# INSTRUCTIONS TO FOLLOW:
Work through the records that follow and return each line containing the word "JSON".

(App and web page records)
○ ○ ○

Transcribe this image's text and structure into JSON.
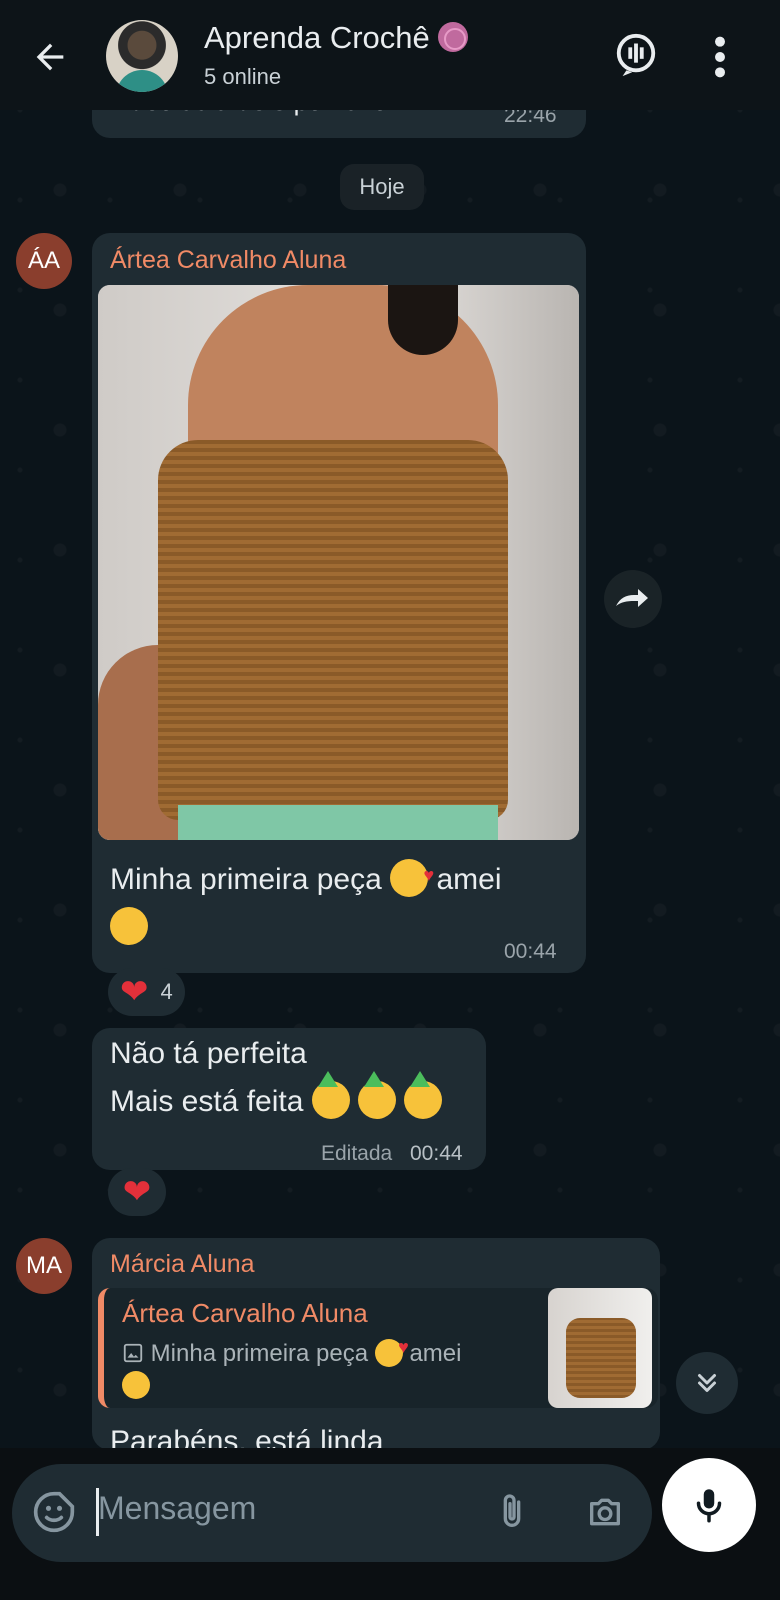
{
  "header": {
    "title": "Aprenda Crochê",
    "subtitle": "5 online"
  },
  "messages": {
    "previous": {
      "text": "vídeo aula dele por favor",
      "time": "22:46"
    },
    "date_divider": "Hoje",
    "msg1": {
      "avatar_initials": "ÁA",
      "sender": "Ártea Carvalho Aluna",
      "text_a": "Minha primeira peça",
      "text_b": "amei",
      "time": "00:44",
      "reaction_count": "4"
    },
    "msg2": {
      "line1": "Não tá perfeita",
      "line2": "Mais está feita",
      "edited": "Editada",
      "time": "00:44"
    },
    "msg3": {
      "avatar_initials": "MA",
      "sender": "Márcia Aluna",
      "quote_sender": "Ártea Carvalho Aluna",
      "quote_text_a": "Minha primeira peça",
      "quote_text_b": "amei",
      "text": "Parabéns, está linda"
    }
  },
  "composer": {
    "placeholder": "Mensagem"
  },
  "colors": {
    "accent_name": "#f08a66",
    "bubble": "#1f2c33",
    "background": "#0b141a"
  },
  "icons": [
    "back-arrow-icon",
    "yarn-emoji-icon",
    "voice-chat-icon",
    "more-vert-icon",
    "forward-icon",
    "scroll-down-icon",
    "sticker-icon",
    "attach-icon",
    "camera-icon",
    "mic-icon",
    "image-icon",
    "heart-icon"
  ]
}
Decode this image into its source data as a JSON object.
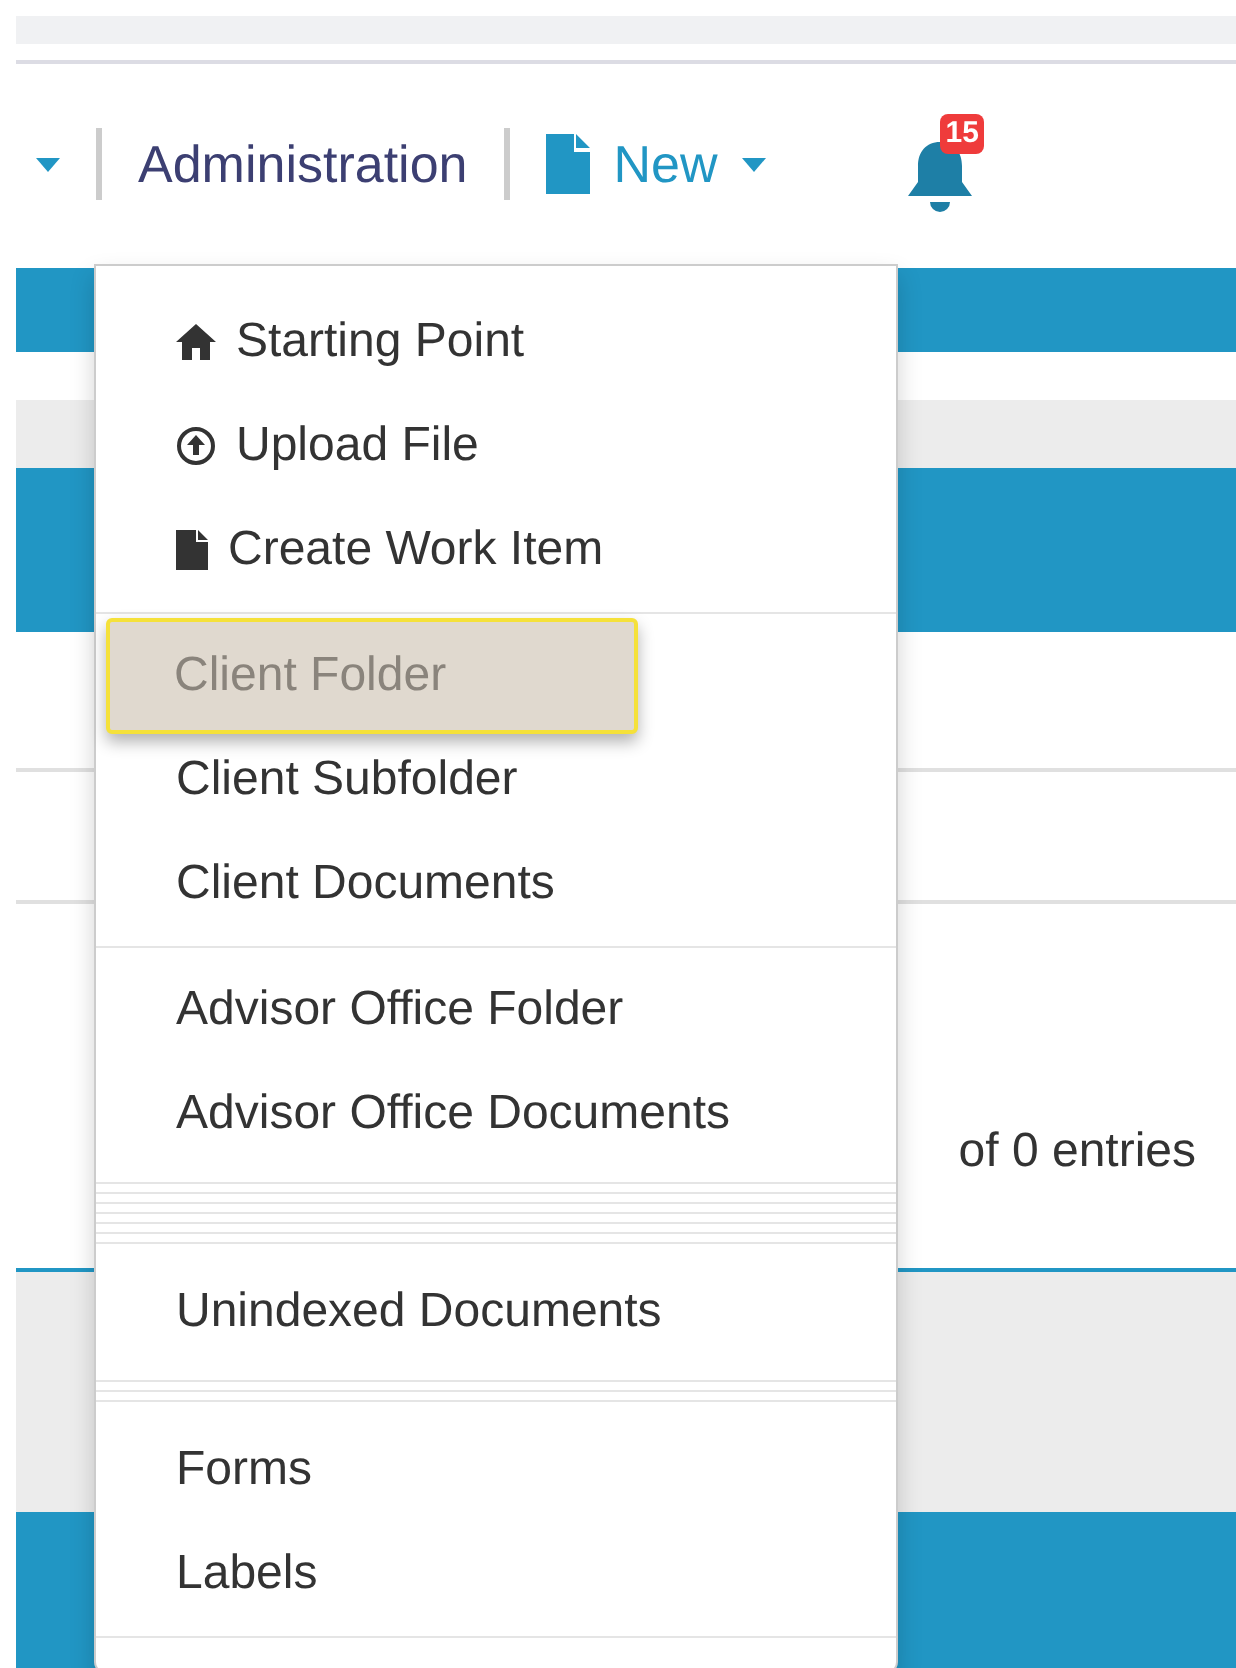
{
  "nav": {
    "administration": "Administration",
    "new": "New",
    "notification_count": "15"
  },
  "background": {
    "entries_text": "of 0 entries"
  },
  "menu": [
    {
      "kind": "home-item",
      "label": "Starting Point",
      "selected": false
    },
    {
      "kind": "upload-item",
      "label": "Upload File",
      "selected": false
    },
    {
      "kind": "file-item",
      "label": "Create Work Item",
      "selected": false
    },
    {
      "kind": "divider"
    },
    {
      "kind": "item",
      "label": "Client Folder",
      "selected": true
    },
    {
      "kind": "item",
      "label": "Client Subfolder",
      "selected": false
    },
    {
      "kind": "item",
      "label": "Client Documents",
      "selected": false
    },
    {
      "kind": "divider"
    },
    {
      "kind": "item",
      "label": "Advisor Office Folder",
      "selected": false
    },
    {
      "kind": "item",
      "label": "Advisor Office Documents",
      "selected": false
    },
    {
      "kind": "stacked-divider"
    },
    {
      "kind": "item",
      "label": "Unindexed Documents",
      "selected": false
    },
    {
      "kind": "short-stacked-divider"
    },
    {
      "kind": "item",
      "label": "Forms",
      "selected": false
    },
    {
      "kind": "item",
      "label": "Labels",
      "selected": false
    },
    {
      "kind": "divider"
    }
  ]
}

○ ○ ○

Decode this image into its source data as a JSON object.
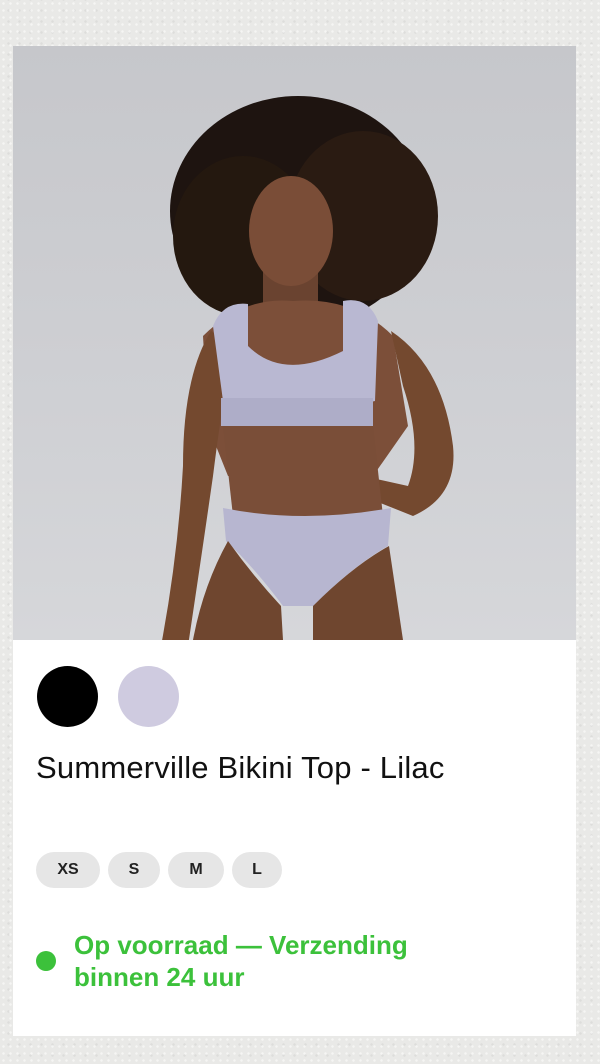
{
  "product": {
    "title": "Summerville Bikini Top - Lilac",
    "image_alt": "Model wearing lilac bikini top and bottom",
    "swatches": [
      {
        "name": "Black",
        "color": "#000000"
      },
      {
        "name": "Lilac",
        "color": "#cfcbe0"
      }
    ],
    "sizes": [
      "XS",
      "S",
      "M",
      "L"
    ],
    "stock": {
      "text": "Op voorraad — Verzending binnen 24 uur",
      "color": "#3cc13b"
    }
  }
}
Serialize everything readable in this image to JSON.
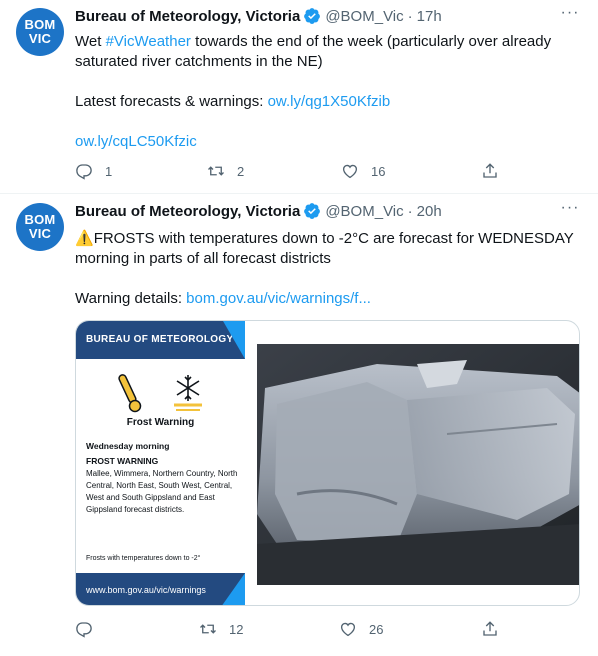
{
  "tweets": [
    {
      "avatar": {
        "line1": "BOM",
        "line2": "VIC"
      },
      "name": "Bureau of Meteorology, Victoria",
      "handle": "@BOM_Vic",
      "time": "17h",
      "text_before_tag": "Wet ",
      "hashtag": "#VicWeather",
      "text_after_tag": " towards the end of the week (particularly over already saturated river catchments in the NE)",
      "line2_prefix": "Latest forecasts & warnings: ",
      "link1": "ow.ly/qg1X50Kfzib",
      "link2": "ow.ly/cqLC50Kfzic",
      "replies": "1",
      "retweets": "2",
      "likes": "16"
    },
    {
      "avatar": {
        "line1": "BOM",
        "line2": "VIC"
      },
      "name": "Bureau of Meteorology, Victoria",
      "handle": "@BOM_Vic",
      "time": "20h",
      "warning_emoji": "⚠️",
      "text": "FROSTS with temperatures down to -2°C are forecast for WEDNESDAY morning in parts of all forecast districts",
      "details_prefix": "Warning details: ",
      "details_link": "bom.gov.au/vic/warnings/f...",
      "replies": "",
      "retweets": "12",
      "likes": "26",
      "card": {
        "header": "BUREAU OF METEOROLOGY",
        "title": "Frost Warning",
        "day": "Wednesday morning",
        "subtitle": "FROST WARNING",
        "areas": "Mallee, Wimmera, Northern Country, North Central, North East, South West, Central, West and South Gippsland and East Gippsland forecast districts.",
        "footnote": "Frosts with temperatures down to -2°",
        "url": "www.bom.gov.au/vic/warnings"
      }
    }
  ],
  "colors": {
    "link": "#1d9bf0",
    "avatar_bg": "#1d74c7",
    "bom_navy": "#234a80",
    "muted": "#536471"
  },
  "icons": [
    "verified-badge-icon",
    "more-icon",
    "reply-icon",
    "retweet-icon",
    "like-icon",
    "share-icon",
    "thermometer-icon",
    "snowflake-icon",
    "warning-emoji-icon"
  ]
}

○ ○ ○

# ANSWER FOR THIS EXERCISE:
Transcribe this image's text and structure into JSON.
Decode this image into its source data as a JSON object.
Decode this image into its source data as a JSON object.
Serialize everything readable in this image to JSON.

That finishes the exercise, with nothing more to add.